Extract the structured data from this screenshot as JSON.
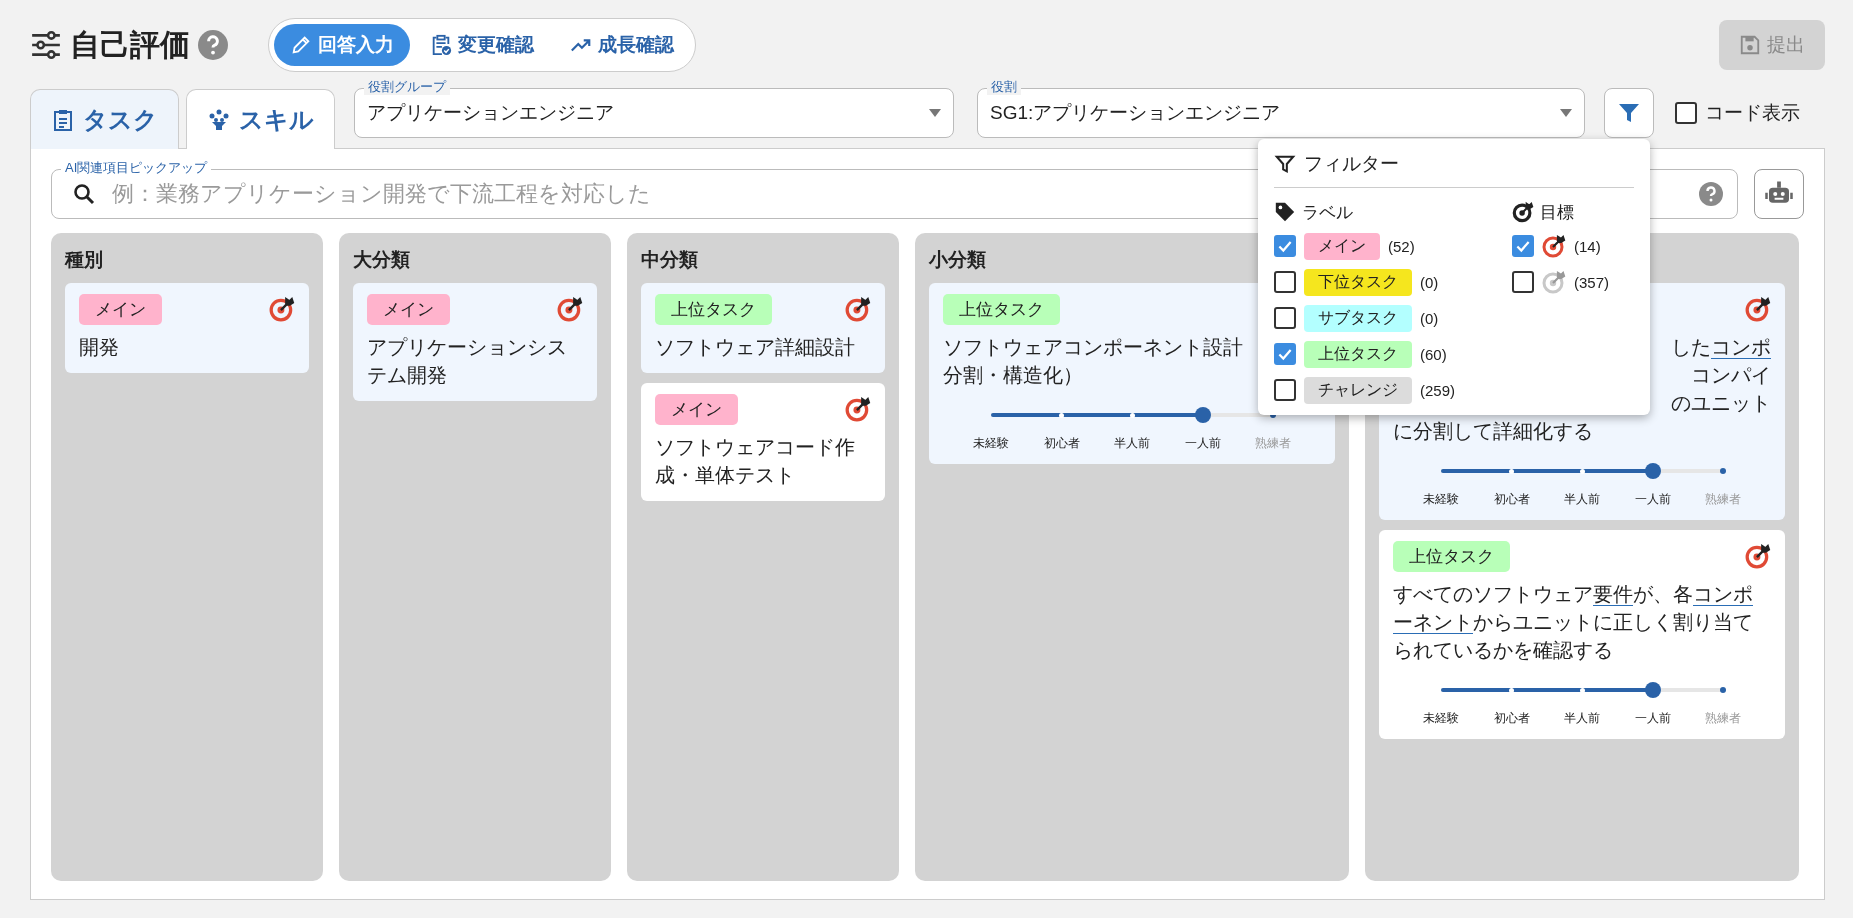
{
  "header": {
    "title": "自己評価",
    "modes": [
      {
        "label": "回答入力",
        "selected": true
      },
      {
        "label": "変更確認",
        "selected": false
      },
      {
        "label": "成長確認",
        "selected": false
      }
    ],
    "submit": {
      "label": "提出",
      "disabled": true
    }
  },
  "tabs": [
    {
      "label": "タスク",
      "selected": true
    },
    {
      "label": "スキル",
      "selected": false
    }
  ],
  "role_group": {
    "label": "役割グループ",
    "value": "アプリケーションエンジニア"
  },
  "role": {
    "label": "役割",
    "value": "SG1:アプリケーションエンジニア"
  },
  "code_display": {
    "label": "コード表示",
    "checked": false
  },
  "search": {
    "label": "AI関連項目ピックアップ",
    "placeholder": "例：業務アプリケーション開発で下流工程を対応した"
  },
  "columns": [
    {
      "title": "種別",
      "cards": [
        {
          "label": {
            "text": "メイン",
            "color": "#ffb3cc"
          },
          "goal": true,
          "highlighted": true,
          "lines": [
            {
              "segments": [
                {
                  "text": "開発"
                }
              ]
            }
          ]
        }
      ]
    },
    {
      "title": "大分類",
      "cards": [
        {
          "label": {
            "text": "メイン",
            "color": "#ffb3cc"
          },
          "goal": true,
          "highlighted": true,
          "lines": [
            {
              "segments": [
                {
                  "text": "アプリケーションシス"
                }
              ]
            },
            {
              "segments": [
                {
                  "text": "テム開発"
                }
              ]
            }
          ]
        }
      ]
    },
    {
      "title": "中分類",
      "cards": [
        {
          "label": {
            "text": "上位タスク",
            "color": "#b8ffb8"
          },
          "goal": true,
          "highlighted": true,
          "lines": [
            {
              "segments": [
                {
                  "text": "ソフトウェア詳細設計"
                }
              ]
            }
          ]
        },
        {
          "label": {
            "text": "メイン",
            "color": "#ffb3cc"
          },
          "goal": true,
          "highlighted": false,
          "lines": [
            {
              "segments": [
                {
                  "text": "ソフトウェアコード作"
                }
              ]
            },
            {
              "segments": [
                {
                  "text": "成・単体テスト"
                }
              ]
            }
          ]
        }
      ]
    },
    {
      "title": "小分類",
      "cards": [
        {
          "label": {
            "text": "上位タスク",
            "color": "#b8ffb8"
          },
          "highlighted": true,
          "lines": [
            {
              "segments": [
                {
                  "text": "ソフトウェアコンポーネント設計"
                }
              ]
            },
            {
              "segments": [
                {
                  "text": "分割・構造化）"
                }
              ]
            }
          ],
          "scale": {
            "level": 0.75,
            "labels": [
              "未経験",
              "初心者",
              "半人前",
              "一人前",
              "熟練者"
            ]
          }
        }
      ]
    },
    {
      "cards": [
        {
          "goal": true,
          "highlighted": true,
          "lines": [
            {
              "cut": true,
              "segments": [
                {
                  "text": "した"
                },
                {
                  "text": "コンポ",
                  "link": true
                }
              ]
            },
            {
              "cut": true,
              "segments": [
                {
                  "text": "コンパイ"
                }
              ]
            },
            {
              "cut": true,
              "segments": [
                {
                  "text": "のユニット"
                }
              ]
            },
            {
              "segments": [
                {
                  "text": "に分割して詳細化する"
                }
              ]
            }
          ],
          "scale": {
            "level": 0.75,
            "labels": [
              "未経験",
              "初心者",
              "半人前",
              "一人前",
              "熟練者"
            ]
          }
        },
        {
          "label": {
            "text": "上位タスク",
            "color": "#b8ffb8"
          },
          "goal": true,
          "highlighted": false,
          "lines": [
            {
              "segments": [
                {
                  "text": "すべてのソフトウェア"
                },
                {
                  "text": "要件",
                  "link": true
                },
                {
                  "text": "が、各"
                },
                {
                  "text": "コンポ",
                  "link": true
                }
              ]
            },
            {
              "segments": [
                {
                  "text": "ーネント",
                  "link": true
                },
                {
                  "text": "からユニットに正しく割り当て"
                }
              ]
            },
            {
              "segments": [
                {
                  "text": "られているかを確認する"
                }
              ]
            }
          ],
          "scale": {
            "level": 0.75,
            "labels": [
              "未経験",
              "初心者",
              "半人前",
              "一人前",
              "熟練者"
            ]
          }
        }
      ]
    }
  ],
  "filter": {
    "title": "フィルター",
    "label_heading": "ラベル",
    "goal_heading": "目標",
    "labels": [
      {
        "text": "メイン",
        "color": "#ffb3cc",
        "count": "(52)",
        "checked": true
      },
      {
        "text": "下位タスク",
        "color": "#f5e61e",
        "count": "(0)",
        "checked": false
      },
      {
        "text": "サブタスク",
        "color": "#b3ffff",
        "count": "(0)",
        "checked": false
      },
      {
        "text": "上位タスク",
        "color": "#b8ffb8",
        "count": "(60)",
        "checked": true
      },
      {
        "text": "チャレンジ",
        "color": "#dcdcdc",
        "count": "(259)",
        "checked": false
      }
    ],
    "goals": [
      {
        "goal": true,
        "count": "(14)",
        "checked": true
      },
      {
        "goal": false,
        "count": "(357)",
        "checked": false
      }
    ]
  }
}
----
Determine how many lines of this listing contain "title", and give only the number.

§ SOLVED PROBLEM
6